Now it's possible that the paid-for version offers a bit more, but the free version asks for the first name and surname, date and place of birth and death, and sex of the person and that's all. If it asked for a couple of residence dates and places, or an emigration date and place, it might have been able to come up with more relevant boilerplate information, but it didn't.

It did have the First and Second Anglo-Boer Wars, but failed to mention the Union of South Africa in 1910. It also failed to mention the American Civil War. But why should it, if he was born in England and died in South Africa and was never in the USA?

In the case of John Bagot Cottam, however, that was probably a relevant fact. He emigrated to Natal in 1863 to be accountant to the Natal Cotton Plantation Company. Cotton planting never took off in Natal, but in 1863 the cotton mills of Manchester were desperately looking for alternative sources of raw cotton, since the US Civil War had made the American supply dry up.

If HistoryLines had come up with something like that, I might have seriously considered paying for it. But one can probably get more relevant results by doing your own Google searches using the dates in your family member's time line.

The second test was not a direct ancestor, but a relation who lived in the USA. I thought that as HistoryLines was an American project, it might do better with people in the US, so I thought that to be fair I should try one.

The one I chose was William Nelson Growden (1893-1979). He was born in Tennessee, died in Los Angeles, but spent most of his adult life in Alaska. He lived in Ruby, Alaska, and was in government service, and was at one time a member of the Alaska Territorial House of Representatives.

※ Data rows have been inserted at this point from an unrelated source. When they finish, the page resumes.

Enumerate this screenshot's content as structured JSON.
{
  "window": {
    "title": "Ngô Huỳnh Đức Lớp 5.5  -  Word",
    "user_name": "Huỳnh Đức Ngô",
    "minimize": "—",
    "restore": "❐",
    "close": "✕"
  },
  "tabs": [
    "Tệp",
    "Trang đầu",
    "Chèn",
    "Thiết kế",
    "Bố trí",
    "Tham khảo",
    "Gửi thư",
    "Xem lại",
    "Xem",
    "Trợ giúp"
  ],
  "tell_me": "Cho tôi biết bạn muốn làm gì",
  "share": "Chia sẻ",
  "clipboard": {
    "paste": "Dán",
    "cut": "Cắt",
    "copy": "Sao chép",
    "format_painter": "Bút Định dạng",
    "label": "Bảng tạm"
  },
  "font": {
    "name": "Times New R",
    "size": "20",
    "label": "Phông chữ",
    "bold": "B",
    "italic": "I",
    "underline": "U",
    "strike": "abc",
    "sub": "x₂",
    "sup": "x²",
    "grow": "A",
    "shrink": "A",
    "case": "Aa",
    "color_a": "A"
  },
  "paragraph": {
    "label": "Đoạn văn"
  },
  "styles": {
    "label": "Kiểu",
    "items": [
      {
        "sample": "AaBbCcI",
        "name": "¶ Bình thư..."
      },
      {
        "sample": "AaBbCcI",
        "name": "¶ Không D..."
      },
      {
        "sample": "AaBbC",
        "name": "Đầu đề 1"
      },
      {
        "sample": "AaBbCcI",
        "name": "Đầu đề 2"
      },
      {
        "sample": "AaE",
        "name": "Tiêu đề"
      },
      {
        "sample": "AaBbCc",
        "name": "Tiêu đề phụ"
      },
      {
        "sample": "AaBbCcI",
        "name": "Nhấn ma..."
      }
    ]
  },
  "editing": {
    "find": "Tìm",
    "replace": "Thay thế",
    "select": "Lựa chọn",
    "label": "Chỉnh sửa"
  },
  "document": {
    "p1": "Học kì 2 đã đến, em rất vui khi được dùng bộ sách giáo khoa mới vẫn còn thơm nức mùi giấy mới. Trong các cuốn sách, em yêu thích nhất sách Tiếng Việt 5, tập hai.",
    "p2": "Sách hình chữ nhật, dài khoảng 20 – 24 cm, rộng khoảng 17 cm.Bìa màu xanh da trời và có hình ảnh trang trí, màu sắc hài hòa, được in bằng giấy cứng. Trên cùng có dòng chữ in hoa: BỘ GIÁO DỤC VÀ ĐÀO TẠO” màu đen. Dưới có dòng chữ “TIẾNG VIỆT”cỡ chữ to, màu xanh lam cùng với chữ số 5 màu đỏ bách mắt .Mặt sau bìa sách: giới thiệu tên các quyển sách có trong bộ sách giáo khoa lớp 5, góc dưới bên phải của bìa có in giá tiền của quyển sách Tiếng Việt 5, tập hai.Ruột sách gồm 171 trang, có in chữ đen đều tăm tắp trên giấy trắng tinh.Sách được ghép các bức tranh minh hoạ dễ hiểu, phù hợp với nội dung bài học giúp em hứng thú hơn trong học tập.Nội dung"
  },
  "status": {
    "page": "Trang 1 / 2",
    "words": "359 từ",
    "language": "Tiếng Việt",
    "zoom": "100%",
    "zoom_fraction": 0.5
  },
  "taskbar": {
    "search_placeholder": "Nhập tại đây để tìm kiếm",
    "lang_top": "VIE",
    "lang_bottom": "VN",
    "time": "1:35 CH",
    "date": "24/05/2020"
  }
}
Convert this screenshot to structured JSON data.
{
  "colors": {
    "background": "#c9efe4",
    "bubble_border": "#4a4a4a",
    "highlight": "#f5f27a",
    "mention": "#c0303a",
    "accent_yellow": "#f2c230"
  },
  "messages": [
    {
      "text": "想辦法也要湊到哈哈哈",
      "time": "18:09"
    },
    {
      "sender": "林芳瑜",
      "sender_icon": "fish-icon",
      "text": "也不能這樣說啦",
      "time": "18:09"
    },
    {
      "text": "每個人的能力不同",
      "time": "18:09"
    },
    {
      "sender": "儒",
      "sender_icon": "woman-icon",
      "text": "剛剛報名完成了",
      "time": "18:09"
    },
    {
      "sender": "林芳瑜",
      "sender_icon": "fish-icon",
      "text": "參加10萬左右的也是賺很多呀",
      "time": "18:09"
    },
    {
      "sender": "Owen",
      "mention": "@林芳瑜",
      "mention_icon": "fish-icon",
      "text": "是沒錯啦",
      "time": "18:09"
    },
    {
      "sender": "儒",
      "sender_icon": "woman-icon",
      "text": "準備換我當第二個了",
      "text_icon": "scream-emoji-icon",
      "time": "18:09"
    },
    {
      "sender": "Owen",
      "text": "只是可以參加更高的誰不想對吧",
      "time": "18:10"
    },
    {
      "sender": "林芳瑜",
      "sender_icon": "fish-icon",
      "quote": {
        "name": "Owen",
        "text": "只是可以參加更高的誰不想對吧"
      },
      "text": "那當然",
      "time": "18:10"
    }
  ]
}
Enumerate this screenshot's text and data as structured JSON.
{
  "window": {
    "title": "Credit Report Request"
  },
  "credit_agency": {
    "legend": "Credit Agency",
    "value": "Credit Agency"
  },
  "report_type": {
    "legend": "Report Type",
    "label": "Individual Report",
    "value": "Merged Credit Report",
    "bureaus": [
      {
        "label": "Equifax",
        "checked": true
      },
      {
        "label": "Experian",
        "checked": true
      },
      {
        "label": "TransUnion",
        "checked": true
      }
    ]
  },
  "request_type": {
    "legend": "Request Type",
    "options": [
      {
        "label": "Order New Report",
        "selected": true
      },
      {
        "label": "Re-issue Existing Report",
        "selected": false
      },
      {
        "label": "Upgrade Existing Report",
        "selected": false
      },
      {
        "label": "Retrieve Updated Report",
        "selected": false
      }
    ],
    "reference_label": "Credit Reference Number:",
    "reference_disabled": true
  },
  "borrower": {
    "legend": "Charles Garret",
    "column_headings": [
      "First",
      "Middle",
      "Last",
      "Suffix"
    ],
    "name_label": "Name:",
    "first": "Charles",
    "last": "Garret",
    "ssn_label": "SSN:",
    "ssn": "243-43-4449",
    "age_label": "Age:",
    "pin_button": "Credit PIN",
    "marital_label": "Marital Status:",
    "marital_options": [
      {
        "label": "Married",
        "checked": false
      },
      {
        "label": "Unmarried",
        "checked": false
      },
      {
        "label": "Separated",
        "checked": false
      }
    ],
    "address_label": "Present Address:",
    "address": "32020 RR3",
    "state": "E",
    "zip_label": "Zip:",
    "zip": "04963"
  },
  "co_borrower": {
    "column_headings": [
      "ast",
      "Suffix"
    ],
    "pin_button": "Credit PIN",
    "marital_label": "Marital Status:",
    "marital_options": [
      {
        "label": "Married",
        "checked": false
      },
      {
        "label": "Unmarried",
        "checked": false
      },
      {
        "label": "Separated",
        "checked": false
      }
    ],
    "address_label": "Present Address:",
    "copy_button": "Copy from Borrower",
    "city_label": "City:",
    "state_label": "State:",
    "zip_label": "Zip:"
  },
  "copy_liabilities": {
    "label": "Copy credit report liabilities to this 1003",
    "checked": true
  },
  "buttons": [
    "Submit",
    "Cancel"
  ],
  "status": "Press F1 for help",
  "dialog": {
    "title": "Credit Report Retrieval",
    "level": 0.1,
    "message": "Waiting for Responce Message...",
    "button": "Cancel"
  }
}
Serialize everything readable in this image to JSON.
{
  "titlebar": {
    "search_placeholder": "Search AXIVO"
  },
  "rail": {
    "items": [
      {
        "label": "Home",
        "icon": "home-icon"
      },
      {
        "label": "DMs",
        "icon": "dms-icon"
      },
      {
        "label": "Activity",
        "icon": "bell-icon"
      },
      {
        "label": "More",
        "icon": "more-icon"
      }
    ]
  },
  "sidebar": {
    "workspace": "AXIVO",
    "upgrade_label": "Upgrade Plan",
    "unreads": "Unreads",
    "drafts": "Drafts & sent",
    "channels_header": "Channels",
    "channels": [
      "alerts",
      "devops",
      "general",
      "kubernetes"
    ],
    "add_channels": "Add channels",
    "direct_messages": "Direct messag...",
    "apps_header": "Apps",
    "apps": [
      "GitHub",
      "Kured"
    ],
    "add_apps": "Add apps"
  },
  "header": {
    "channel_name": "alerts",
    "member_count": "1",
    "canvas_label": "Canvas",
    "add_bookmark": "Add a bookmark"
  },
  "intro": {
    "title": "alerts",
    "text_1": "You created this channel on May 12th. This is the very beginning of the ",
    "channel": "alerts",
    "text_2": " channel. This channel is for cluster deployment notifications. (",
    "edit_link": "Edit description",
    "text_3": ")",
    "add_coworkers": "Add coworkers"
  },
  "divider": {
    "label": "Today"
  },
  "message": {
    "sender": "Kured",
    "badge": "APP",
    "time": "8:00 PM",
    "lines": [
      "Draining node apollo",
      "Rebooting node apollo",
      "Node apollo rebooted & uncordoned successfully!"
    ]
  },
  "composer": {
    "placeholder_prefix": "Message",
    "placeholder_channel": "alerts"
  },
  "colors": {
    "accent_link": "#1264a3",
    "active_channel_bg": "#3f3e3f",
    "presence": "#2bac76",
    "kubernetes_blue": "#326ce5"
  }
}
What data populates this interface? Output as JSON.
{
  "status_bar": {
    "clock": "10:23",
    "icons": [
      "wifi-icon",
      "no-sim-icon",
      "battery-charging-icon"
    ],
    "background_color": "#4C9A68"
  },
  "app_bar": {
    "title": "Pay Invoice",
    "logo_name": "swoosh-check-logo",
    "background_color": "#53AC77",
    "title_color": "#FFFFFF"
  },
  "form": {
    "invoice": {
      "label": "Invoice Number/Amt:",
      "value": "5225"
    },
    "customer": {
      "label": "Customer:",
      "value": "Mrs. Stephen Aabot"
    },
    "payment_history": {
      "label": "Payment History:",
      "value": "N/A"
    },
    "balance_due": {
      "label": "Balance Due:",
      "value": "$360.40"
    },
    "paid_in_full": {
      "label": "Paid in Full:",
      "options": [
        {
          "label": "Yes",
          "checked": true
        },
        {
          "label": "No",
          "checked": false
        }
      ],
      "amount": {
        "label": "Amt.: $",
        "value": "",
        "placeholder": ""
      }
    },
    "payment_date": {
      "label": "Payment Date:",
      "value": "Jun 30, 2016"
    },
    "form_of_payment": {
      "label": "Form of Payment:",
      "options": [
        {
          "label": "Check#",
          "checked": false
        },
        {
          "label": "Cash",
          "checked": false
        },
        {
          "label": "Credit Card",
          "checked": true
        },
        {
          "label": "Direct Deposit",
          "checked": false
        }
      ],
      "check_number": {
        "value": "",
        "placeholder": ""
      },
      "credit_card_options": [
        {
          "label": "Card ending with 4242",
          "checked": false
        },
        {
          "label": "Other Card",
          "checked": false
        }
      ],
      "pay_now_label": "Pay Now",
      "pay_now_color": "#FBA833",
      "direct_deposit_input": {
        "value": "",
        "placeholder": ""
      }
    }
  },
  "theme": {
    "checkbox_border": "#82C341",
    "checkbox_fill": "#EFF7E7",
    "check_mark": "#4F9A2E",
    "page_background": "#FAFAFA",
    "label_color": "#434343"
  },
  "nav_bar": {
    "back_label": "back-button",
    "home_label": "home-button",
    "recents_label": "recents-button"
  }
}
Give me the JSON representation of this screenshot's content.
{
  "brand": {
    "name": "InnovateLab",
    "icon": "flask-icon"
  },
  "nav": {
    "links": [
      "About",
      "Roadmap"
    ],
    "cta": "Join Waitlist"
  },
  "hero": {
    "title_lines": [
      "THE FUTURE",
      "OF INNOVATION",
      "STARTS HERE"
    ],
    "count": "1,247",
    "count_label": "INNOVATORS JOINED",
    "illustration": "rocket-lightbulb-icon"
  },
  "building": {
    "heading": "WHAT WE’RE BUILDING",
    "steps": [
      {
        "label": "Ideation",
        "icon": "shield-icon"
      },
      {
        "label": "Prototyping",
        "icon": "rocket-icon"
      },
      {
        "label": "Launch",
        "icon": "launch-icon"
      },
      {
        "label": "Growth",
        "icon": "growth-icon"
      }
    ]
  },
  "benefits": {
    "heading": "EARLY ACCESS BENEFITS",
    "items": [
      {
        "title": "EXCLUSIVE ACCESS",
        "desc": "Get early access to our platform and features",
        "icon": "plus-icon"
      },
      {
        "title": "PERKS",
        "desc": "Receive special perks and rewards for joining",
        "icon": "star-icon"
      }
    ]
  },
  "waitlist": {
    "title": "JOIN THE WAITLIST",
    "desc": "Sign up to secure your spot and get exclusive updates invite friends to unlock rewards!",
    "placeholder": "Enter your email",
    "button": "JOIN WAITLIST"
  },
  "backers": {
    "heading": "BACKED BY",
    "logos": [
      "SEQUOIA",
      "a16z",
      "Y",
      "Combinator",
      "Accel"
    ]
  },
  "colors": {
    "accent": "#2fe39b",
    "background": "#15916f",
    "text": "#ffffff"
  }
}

Again, perhaps if HistoryLines had correlated residence information it might have come up with more relevant boilerplate text, but as it was it did not mention the earthquake and tsunami in Valdez, Alaska, in 1964, which killed William Nelson Growden's youngest son and two of his grandchildren.

So no, though it sounds good in the blurb, I'm not tempted by this one.

Tuesday, August 08, 2017

10 Free Genealogy Apps to Help You With Your Research

I tend to use my computer rather than my phone for research, but some of these can copy stuff to your computer as well. 10 Free Genealogy Apps to Help You With Your Research:
Taking the time to properly organize is key to productive and fruitful research. We cover this in detail in our online course. Here are three apps that are a great choice for this purpose. 4. Evernote Organizational apps come and go, but Evernote has had true staying power. Available for the iPhone and Android, it also integrates with numerous other apps and systems in addition to offering a host of its own separate apps that can help with specific tasks – everything from scanning to keeping contact lists. The app is so popular because it’s a powerhouse with seemingly endless possibilities. The downside of that is that because it offers so much it can be a bit intimidating to figure out in the start, but once you invest the energy to learn the system the payoff can be enormous. Warning to iPhone users: the latest version has received very low ratings in the Apple Store.